> TASK TO COMPLETE:
Go through the listing and copy each line with the string "muted".

::::

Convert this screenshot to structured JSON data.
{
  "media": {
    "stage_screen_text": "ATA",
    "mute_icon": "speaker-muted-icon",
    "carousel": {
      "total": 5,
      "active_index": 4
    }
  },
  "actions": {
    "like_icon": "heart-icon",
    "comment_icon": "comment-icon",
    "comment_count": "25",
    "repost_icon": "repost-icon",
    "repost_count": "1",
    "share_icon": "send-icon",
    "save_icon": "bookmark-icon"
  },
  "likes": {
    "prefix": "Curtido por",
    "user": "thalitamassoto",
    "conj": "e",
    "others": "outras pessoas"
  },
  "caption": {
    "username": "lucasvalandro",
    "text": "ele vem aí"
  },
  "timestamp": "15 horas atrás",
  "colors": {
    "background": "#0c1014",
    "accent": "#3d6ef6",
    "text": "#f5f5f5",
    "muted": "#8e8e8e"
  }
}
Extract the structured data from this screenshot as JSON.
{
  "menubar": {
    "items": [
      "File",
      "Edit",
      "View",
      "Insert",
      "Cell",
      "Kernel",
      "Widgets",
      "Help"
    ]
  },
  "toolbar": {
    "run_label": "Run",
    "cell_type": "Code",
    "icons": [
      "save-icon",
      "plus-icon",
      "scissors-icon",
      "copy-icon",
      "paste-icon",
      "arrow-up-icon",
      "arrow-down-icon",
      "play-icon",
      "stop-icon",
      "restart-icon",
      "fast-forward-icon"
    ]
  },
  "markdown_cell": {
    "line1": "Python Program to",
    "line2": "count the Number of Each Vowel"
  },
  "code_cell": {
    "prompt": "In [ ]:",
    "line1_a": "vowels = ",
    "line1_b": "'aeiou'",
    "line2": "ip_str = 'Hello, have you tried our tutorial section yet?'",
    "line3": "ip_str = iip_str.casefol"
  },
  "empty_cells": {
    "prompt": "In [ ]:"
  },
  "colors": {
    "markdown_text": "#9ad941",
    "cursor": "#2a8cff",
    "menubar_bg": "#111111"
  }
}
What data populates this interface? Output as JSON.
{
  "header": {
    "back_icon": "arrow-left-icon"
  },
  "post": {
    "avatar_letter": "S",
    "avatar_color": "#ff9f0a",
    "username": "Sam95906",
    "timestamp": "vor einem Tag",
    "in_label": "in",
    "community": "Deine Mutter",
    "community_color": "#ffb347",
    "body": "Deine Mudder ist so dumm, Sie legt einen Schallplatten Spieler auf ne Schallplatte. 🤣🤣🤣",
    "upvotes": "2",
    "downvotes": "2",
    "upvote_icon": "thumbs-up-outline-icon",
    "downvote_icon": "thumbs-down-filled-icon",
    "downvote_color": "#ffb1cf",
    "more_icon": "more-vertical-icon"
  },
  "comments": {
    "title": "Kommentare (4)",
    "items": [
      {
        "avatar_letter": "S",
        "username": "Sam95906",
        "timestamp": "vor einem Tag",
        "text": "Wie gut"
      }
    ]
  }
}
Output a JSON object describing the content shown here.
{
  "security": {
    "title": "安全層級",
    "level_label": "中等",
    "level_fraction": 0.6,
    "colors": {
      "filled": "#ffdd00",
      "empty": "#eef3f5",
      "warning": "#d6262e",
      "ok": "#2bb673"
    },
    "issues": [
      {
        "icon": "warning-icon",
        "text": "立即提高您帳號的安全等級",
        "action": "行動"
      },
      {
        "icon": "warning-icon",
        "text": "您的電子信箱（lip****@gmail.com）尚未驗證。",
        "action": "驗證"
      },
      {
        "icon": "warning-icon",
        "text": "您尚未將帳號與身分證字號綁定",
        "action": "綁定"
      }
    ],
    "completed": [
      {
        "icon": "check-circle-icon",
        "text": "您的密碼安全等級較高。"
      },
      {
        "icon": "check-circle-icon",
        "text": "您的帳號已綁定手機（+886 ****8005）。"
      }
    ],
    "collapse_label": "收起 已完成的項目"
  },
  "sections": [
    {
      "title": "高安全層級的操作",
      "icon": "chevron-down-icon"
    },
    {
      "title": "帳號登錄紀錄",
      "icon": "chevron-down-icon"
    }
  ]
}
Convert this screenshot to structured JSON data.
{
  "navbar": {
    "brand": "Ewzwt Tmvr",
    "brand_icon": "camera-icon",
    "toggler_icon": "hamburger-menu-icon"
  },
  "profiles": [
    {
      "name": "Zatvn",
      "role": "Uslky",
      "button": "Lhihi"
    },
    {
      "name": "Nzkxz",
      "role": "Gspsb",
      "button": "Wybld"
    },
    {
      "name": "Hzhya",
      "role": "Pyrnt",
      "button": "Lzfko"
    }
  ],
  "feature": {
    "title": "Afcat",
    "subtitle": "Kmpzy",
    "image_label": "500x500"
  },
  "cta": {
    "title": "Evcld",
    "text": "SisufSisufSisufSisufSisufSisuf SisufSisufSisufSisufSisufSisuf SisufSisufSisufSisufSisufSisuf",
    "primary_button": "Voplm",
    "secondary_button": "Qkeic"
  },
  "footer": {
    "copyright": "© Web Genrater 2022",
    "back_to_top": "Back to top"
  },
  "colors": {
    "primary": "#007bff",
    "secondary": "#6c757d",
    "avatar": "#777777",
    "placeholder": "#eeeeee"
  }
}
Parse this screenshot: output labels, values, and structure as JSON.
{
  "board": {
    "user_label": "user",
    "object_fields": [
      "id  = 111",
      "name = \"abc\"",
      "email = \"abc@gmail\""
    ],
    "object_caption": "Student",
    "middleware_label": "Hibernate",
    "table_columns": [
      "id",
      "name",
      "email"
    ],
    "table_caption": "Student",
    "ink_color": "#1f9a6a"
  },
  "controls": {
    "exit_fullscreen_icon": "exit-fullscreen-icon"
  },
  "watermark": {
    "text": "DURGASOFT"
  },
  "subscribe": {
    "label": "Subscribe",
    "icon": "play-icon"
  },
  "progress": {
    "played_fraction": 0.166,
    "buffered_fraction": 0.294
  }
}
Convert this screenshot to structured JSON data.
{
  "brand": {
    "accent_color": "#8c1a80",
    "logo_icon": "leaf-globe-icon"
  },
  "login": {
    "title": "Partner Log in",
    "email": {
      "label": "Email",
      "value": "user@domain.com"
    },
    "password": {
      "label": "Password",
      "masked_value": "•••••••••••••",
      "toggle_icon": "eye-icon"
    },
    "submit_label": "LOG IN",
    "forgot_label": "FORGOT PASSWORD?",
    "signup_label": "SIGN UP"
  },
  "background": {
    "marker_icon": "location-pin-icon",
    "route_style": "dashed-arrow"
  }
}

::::

> RESPONSE AREA:
    "mute_icon": "speaker-muted-icon",
    "muted": "#8e8e8e"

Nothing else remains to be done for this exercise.